Reinvigorating CS1 by Enabling Creative Web 2.0 Programming

Start Date: 09/01/2009
End Date: 08/31/2012

Intellectual Merit: This project produces educational materials and the necessary technological infrastructure to allow the use of state-of-the-art Web 2.0 technology in CS1, enabling a new generation of programming activities that significantly increase student engagement. This research develops an open-source server environment based on custom virtual machines that allows students to create and deploy rich internet applications without exposing them to the complexity normally associated with these applications. The environment's design provides the necessary abstractions that facilitate students developing such applications while retaining instructional focus on CS principles and concepts, rather than transient technology trends. This project develops an open-source class library that allows students to integrate many real-world data sources into their applications.

A complete set of CS1 course assignments is developed, including programming exercises and labs with automated grading support, and a custom-published textbook suitable for a semester-long course. Topics are geared towards using real-world problems that are relevant in a student's life, including problems that show the social impact of the discipline, creating solutions that are meaningful to others outside the classroom, and giving students more creative control and more flexibility in the solutions they create. The project is evaluated by performing a concurrent, outcome-based assessment of the teaching infrastructure across the duration of the project.

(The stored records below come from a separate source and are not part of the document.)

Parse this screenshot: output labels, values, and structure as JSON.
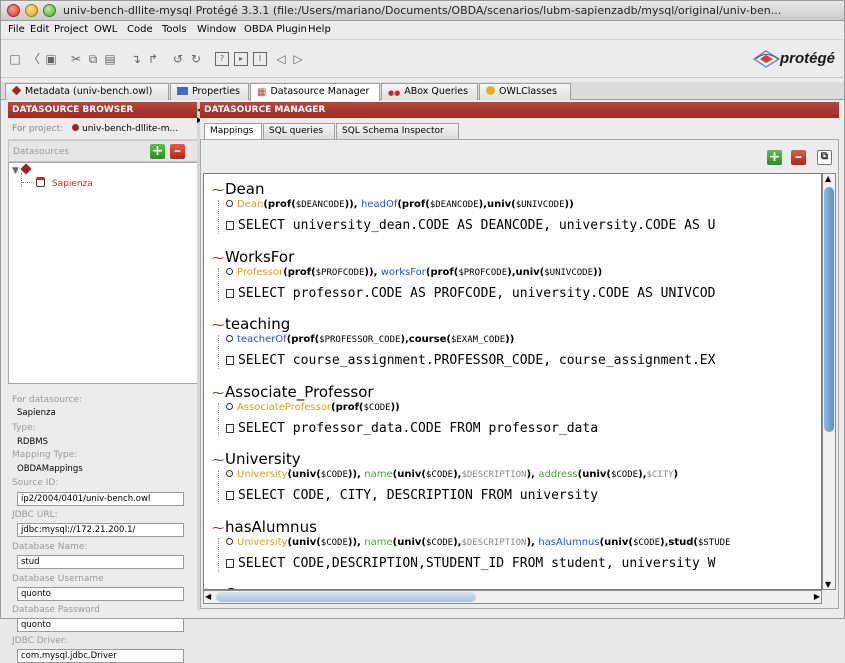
{
  "window": {
    "title": "univ-bench-dllite-mysql  Protégé 3.3.1    (file:/Users/mariano/Documents/OBDA/scenarios/lubm-sapienzadb/mysql/original/univ-ben..."
  },
  "menu": [
    "File",
    "Edit",
    "Project",
    "OWL",
    "Code",
    "Tools",
    "Window",
    "OBDA Plugin",
    "Help"
  ],
  "logo": {
    "text": "protégé"
  },
  "tabs": [
    {
      "label": "Metadata (univ-bench.owl)",
      "icon": "diamond-icon",
      "color": "#a0232b"
    },
    {
      "label": "Properties",
      "icon": "rect-icon",
      "color": "#3a6fc4"
    },
    {
      "label": "Datasource Manager",
      "icon": "ds-icon",
      "color": "#b8473d"
    },
    {
      "label": "ABox Queries",
      "icon": "abox-icon",
      "color": "#c23"
    },
    {
      "label": "OWLClasses",
      "icon": "circle-icon",
      "color": "#e2b21f"
    }
  ],
  "left": {
    "header": "DATASOURCE BROWSER",
    "project_label": "For project:",
    "project_value": "univ-bench-dllite-m...",
    "datasources_label": "Datasources",
    "tree_item": "Sapienza",
    "props": {
      "for_ds_label": "For datasource:",
      "for_ds_value": "Sapienza",
      "type_label": "Type:",
      "type_value": "RDBMS",
      "mapping_type_label": "Mapping Type:",
      "mapping_type_value": "OBDAMappings",
      "source_id_label": "Source ID:",
      "source_id_value": "ip2/2004/0401/univ-bench.owl",
      "jdbc_url_label": "JDBC URL:",
      "jdbc_url_value": "jdbc:mysql://172.21.200.1/",
      "db_name_label": "Database Name:",
      "db_name_value": "stud",
      "db_user_label": "Database Username",
      "db_user_value": "quonto",
      "db_pass_label": "Database Password",
      "db_pass_value": "quonto",
      "jdbc_driver_label": "JDBC Driver:",
      "jdbc_driver_value": "com.mysql.jdbc.Driver"
    }
  },
  "right": {
    "header": "DATASOURCE MANAGER",
    "subtabs": [
      "Mappings",
      "SQL queries",
      "SQL Schema Inspector"
    ],
    "mappings": [
      {
        "id": "Dean",
        "head": [
          {
            "t": "Dean",
            "c": "cls"
          },
          {
            "t": "(",
            "c": "fn"
          },
          {
            "t": "prof",
            "c": "fn"
          },
          {
            "t": "(",
            "c": "fn"
          },
          {
            "t": "$DEANCODE",
            "c": "var"
          },
          {
            "t": ")), ",
            "c": "fn"
          },
          {
            "t": "headOf",
            "c": "prop"
          },
          {
            "t": "(prof(",
            "c": "fn"
          },
          {
            "t": "$DEANCODE",
            "c": "var"
          },
          {
            "t": "),univ(",
            "c": "fn"
          },
          {
            "t": "$UNIVCODE",
            "c": "var"
          },
          {
            "t": "))",
            "c": "fn"
          }
        ],
        "sql": "SELECT university_dean.CODE AS DEANCODE, university.CODE AS U"
      },
      {
        "id": "WorksFor",
        "head": [
          {
            "t": "Professor",
            "c": "cls"
          },
          {
            "t": "(prof(",
            "c": "fn"
          },
          {
            "t": "$PROFCODE",
            "c": "var"
          },
          {
            "t": ")), ",
            "c": "fn"
          },
          {
            "t": "worksFor",
            "c": "prop"
          },
          {
            "t": "(prof(",
            "c": "fn"
          },
          {
            "t": "$PROFCODE",
            "c": "var"
          },
          {
            "t": "),univ(",
            "c": "fn"
          },
          {
            "t": "$UNIVCODE",
            "c": "var"
          },
          {
            "t": "))",
            "c": "fn"
          }
        ],
        "sql": "SELECT professor.CODE AS PROFCODE, university.CODE AS UNIVCOD"
      },
      {
        "id": "teaching",
        "head": [
          {
            "t": "teacherOf",
            "c": "prop"
          },
          {
            "t": "(prof(",
            "c": "fn"
          },
          {
            "t": "$PROFESSOR_CODE",
            "c": "var"
          },
          {
            "t": "),course(",
            "c": "fn"
          },
          {
            "t": "$EXAM_CODE",
            "c": "var"
          },
          {
            "t": "))",
            "c": "fn"
          }
        ],
        "sql": "SELECT course_assignment.PROFESSOR_CODE, course_assignment.EX"
      },
      {
        "id": "Associate_Professor",
        "head": [
          {
            "t": "AssociateProfessor",
            "c": "cls"
          },
          {
            "t": "(prof(",
            "c": "fn"
          },
          {
            "t": "$CODE",
            "c": "var"
          },
          {
            "t": "))",
            "c": "fn"
          }
        ],
        "sql": "SELECT professor_data.CODE FROM professor_data"
      },
      {
        "id": "University",
        "head": [
          {
            "t": "University",
            "c": "cls"
          },
          {
            "t": "(univ(",
            "c": "fn"
          },
          {
            "t": "$CODE",
            "c": "var"
          },
          {
            "t": ")), ",
            "c": "fn"
          },
          {
            "t": "name",
            "c": "grn"
          },
          {
            "t": "(univ(",
            "c": "fn"
          },
          {
            "t": "$CODE",
            "c": "var"
          },
          {
            "t": "),",
            "c": "fn"
          },
          {
            "t": "$DESCRIPTION",
            "c": "lit"
          },
          {
            "t": "), ",
            "c": "fn"
          },
          {
            "t": "address",
            "c": "grn"
          },
          {
            "t": "(univ(",
            "c": "fn"
          },
          {
            "t": "$CODE",
            "c": "var"
          },
          {
            "t": "),",
            "c": "fn"
          },
          {
            "t": "$CITY",
            "c": "lit"
          },
          {
            "t": ")",
            "c": "fn"
          }
        ],
        "sql": "SELECT CODE, CITY, DESCRIPTION FROM university"
      },
      {
        "id": "hasAlumnus",
        "head": [
          {
            "t": "University",
            "c": "cls"
          },
          {
            "t": "(univ(",
            "c": "fn"
          },
          {
            "t": "$CODE",
            "c": "var"
          },
          {
            "t": ")), ",
            "c": "fn"
          },
          {
            "t": "name",
            "c": "grn"
          },
          {
            "t": "(univ(",
            "c": "fn"
          },
          {
            "t": "$CODE",
            "c": "var"
          },
          {
            "t": "),",
            "c": "fn"
          },
          {
            "t": "$DESCRIPTION",
            "c": "lit"
          },
          {
            "t": "), ",
            "c": "fn"
          },
          {
            "t": "hasAlumnus",
            "c": "prop"
          },
          {
            "t": "(univ(",
            "c": "fn"
          },
          {
            "t": "$CODE",
            "c": "var"
          },
          {
            "t": "),stud(",
            "c": "fn"
          },
          {
            "t": "$STUDE",
            "c": "var"
          }
        ],
        "sql": "SELECT CODE,DESCRIPTION,STUDENT_ID FROM student, university W"
      },
      {
        "id": "Course",
        "head": [],
        "sql": ""
      }
    ]
  }
}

Broader Impact: The immediate impact is that first-year computer science students are able to create applications whose style is indistinguishable from the modern web applications they are using daily. Further, connecting activities to externally meaningful problems and allowing students greater creative control works to increase engagement and personal investment in learning. By making materials available to others under an open source license, and by actively disseminating results via a community website, others are able to similarly increase the attractiveness of their first CS offerings. The growth in relevance the project enables is specifically intended to increase recruitment and retention of women to CS who, as prior research indicates, are more likely than men to study computer science as an enabling technology for meaningful pursuits in non computer science domains.

Grant Institution: National Science Foundation

Amount: $160,500

People associated with this grant:

Godmar Back
Stephen Edwards